The mapping document – which was drawn up by the British Government at the request of European Chief Negotiator Michel Barnier and has become a cornerstone of the Irish Government’s assertions about the threat Brexit poses to the Good Friday Agreement – covers “a wide array of cross-border topics such as trade, animal health, tourism, the environment, cross-border fraud prevention, the mutual recognition of professional qualifications, and farming” according to O’Reilly.
In January 2018, a complaint requesting the publication of the document was rejected by the European Commission, which claimed it was the property of the United Kingdom. However, the complainant appealed to the Ombudsman. Ruling on 9 November 2018, before Withdrawal Agreement negotiations had finished, O’Reilly said that the map is “essential to the making of informed decisions in the public interest” but ruled that publishing the document during negotiations could undermine the relationship between the UK and the Commission.
With withdrawal negotiations now over, O’Reilly told RTÉ News: “As major decisions in relation to the future of the United Kingdom and its relationship with the EU are now about to be made, there is a strong public interest case for its release.” She was backed by Taoiseach Leo Varadkar, who has said that the document should be jointly published “without delay” by the UK and the EU. Taoiseach Varadkar said that the document is “not just about trade and customs and regulation, and even things like recognising qualifications for cross border work”, and that its publication would show “everyone the extent to which so much North/South co-operation is underpinned by European law”.
In July 2018, then Secretary of State for Exiting the European Union Dominic Raab affirmed the UK’s commitment to publishing the document once negotiations had been finalised. In a further statement, released in September 2018, Parliament once again committed to publishing the document, adding that the British Government would have to “coordinate any release of information with the European Commission and the Irish Government”.
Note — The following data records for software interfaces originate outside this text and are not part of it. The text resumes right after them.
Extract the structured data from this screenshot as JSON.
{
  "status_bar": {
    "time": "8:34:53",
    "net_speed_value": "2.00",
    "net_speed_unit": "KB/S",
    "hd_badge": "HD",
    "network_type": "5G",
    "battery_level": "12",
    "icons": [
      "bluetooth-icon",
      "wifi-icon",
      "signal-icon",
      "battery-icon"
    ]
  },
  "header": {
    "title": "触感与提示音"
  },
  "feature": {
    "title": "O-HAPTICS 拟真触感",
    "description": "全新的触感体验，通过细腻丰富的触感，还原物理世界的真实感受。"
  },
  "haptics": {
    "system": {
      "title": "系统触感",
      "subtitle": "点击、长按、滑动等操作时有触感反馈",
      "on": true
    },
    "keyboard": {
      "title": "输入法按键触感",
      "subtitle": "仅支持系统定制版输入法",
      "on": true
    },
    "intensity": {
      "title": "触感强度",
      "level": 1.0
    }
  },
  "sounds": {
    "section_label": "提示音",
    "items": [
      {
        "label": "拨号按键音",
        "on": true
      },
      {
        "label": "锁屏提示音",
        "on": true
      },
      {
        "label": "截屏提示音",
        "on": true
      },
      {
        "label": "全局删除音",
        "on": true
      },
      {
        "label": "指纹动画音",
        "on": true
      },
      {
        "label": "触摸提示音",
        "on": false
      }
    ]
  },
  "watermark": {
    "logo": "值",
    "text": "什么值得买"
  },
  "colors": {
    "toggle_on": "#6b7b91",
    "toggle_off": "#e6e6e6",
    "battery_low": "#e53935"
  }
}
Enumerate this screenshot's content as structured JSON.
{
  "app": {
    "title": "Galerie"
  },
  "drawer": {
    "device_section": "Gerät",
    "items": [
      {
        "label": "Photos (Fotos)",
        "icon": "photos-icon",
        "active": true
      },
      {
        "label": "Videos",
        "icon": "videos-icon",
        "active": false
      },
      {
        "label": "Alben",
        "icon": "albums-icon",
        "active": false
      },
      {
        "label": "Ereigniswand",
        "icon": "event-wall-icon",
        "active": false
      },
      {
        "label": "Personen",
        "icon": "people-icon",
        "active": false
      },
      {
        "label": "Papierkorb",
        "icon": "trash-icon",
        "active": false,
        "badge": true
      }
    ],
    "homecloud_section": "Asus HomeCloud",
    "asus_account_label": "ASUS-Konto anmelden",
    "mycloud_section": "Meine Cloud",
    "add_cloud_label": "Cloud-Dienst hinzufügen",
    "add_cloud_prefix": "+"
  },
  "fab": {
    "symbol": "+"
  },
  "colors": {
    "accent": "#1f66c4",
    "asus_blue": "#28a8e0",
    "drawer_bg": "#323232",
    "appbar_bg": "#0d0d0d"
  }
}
Concerns have been raised about the non-publication of the document to date, The Irish Times has made “repeated fruitless requests for its publication” and has said the secrecy has left “some observers suggesting it reflected a half-heartedness at best by the UK to its commitment to safeguarding the programmes”. Critics have also pointed to the Withdrawal Agreement’s failure to specify and number the programmes that are to be protected, which it did with the human rights programmes that are also to be guarded once the UK formally leaves the EU.